However, the road to failure has often been paved with good intentions. We promise, resolve, determine, or vow to do better – or differently – yet within days or weeks we find ourselves doing more of the same. As Jesus stated so simply in Matthew 26:41, “The spirit is willing, but the body is weak.”
Does that mean we should resign ourselves to defeat, that hope for change is futile and pointless? No. However, if we insist on marching according to the mantra, “I will pull myself up by my own bootstraps,” or take pride in being a “self-made” man or woman, we truly are doomed to failure. Bad habits die with difficulty, and good habits can be extremely hard to acquire. Ultimately, to become new in how we think, talk and behave, and improved in how we go about everyday life usually requires more than nice-sounding resolutions or willpower.

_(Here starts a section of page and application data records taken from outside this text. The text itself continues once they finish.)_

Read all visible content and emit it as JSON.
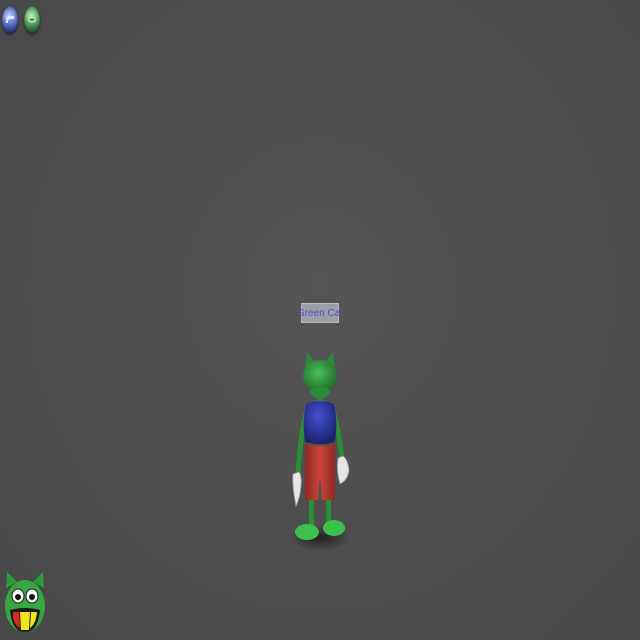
{
  "scene": {
    "background_color": "#4d4d4d"
  },
  "top_buttons": [
    {
      "name": "options-button",
      "icon": "blue-orb-icon",
      "color": "#5b6fc4"
    },
    {
      "name": "friends-button",
      "icon": "green-orb-icon",
      "color": "#4f9a5a"
    }
  ],
  "avatar": {
    "nametag": "Green Cat",
    "nametag_color": "#4b52c8",
    "head_color": "#2f9b3c",
    "shirt_color": "#2a35a8",
    "shorts_color": "#b83a2e",
    "glove_color": "#e8e8e8"
  },
  "laff_meter": {
    "icon": "green-cat-laff-meter-icon",
    "face_color": "#36a641"
  }
}
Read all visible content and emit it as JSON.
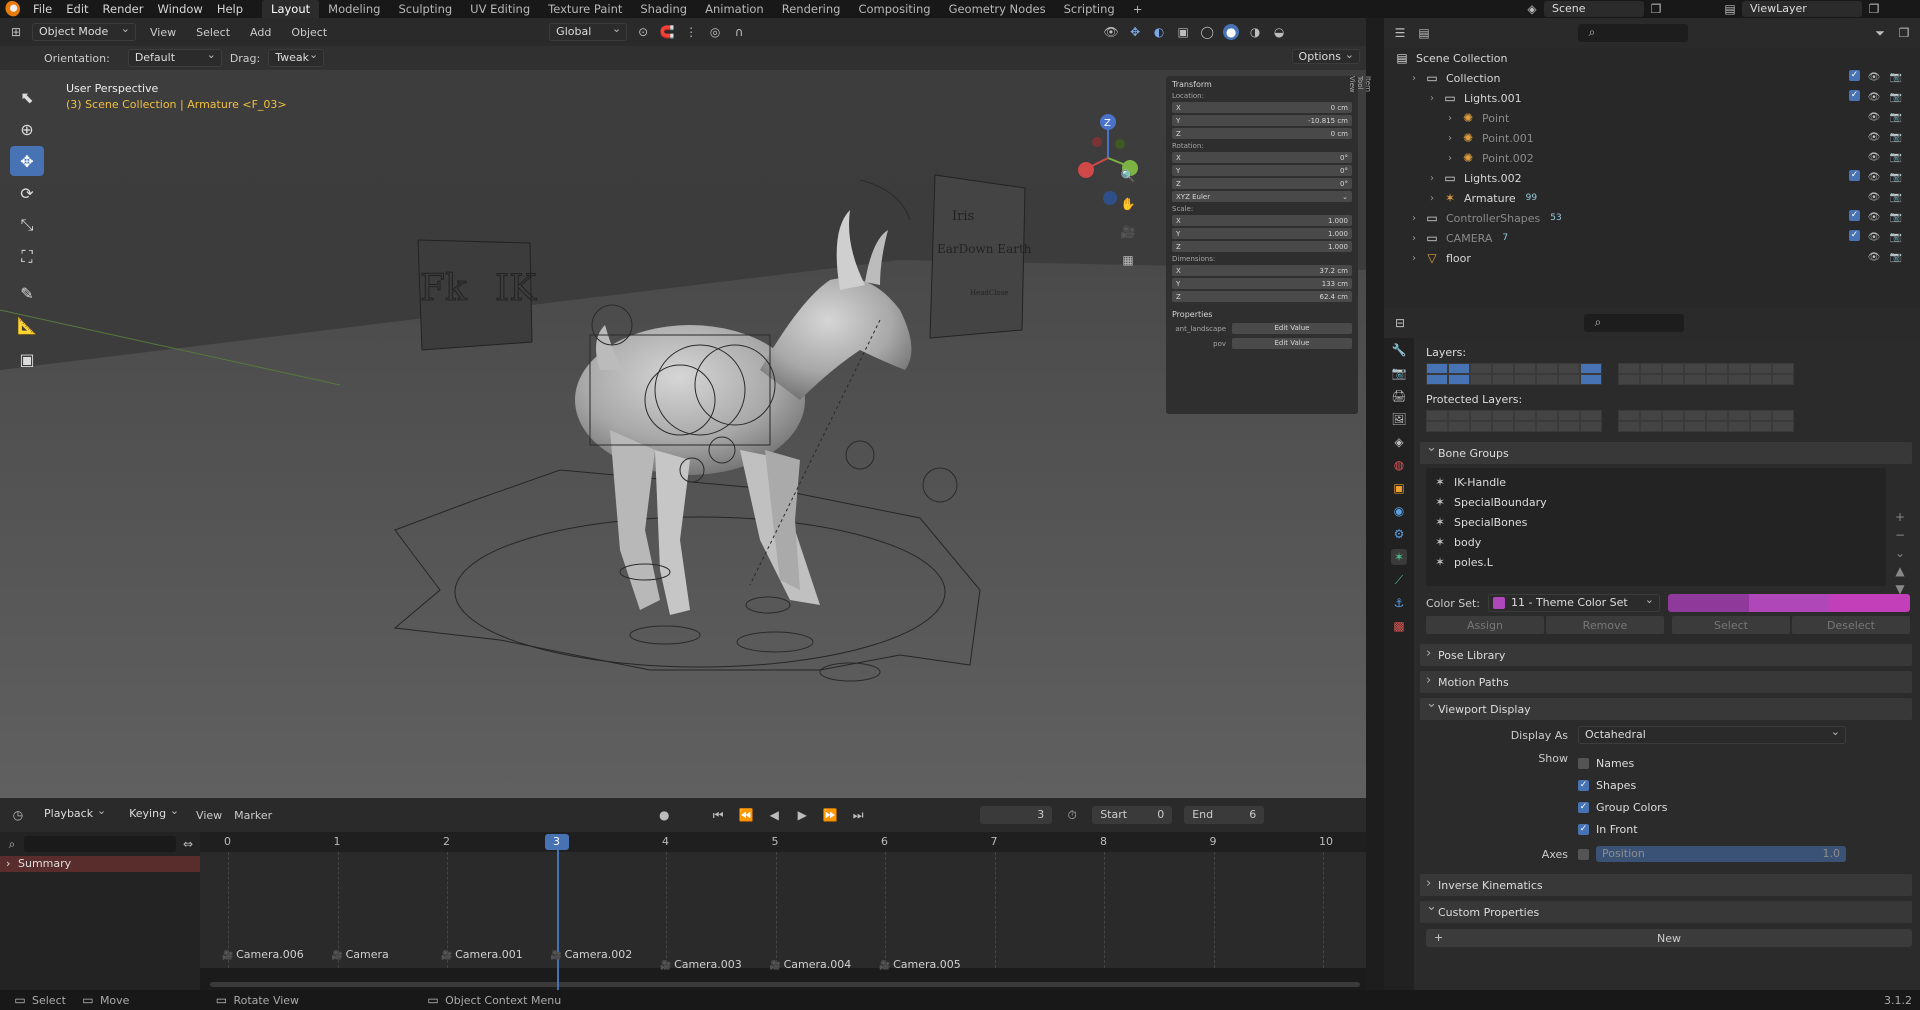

Here are some suggestions for realizing changes you would like to make long-term, enabling you to truly become “new and improved.” These principles can be found in that tried and true book we refer to so often, the Bible:
Find support. Pride can be a terrible stumbling block, especially when someone refuses to take advantage of the help others can offer in achieving desired changes. We might enjoy the satisfaction of doing something on our own, but in most cases the finished product is better when we combine our respective abilities and gifts, working in concert as a team toward shared objectives. “As iron sharpens iron, so one man sharpens another” (Proverbs 27:17). “Two are better than one, because they have a good return for their work. If one man falls down, his friend can help him up. But pity the man who falls and has no one to help him up!... Though one may be overpowered, two can defend themselves. A cord of three strands is not quickly broken” (Ecclesiastes 4:9-12).
Find encouragement. No matter how hard we try, our plans do not always go as expected. We may also encounter formidable challenges and adversity. At such times, we all can benefit from encouragement – provided in words of affirmation, in companionship, and in the willingness of others to offer needed resources for our quest toward change. “Let us hold unswervingly to the hope we profess…. And let us consider how we may spur one another on toward love and good deeds” (Hebrews 10:23-24).
Find strength. Sometimes our very best efforts fail; change seems impossible. That is when we need to remember, “nothing is impossible with God” (Luke 1:37). At the same time, we need to think about what Jesus assured His followers: “I am the vine; you are the branches…apart from me you can do nothing” (John 15:5), and the words of the apostle Paul: “I can do all things through (Christ) who strengthens me” (Philippians 4:13).
Robert J. Tamasy is vice president of communications for Leaders Legacy, Inc., a non-profit based in Atlanta, Georgia, U.S.A.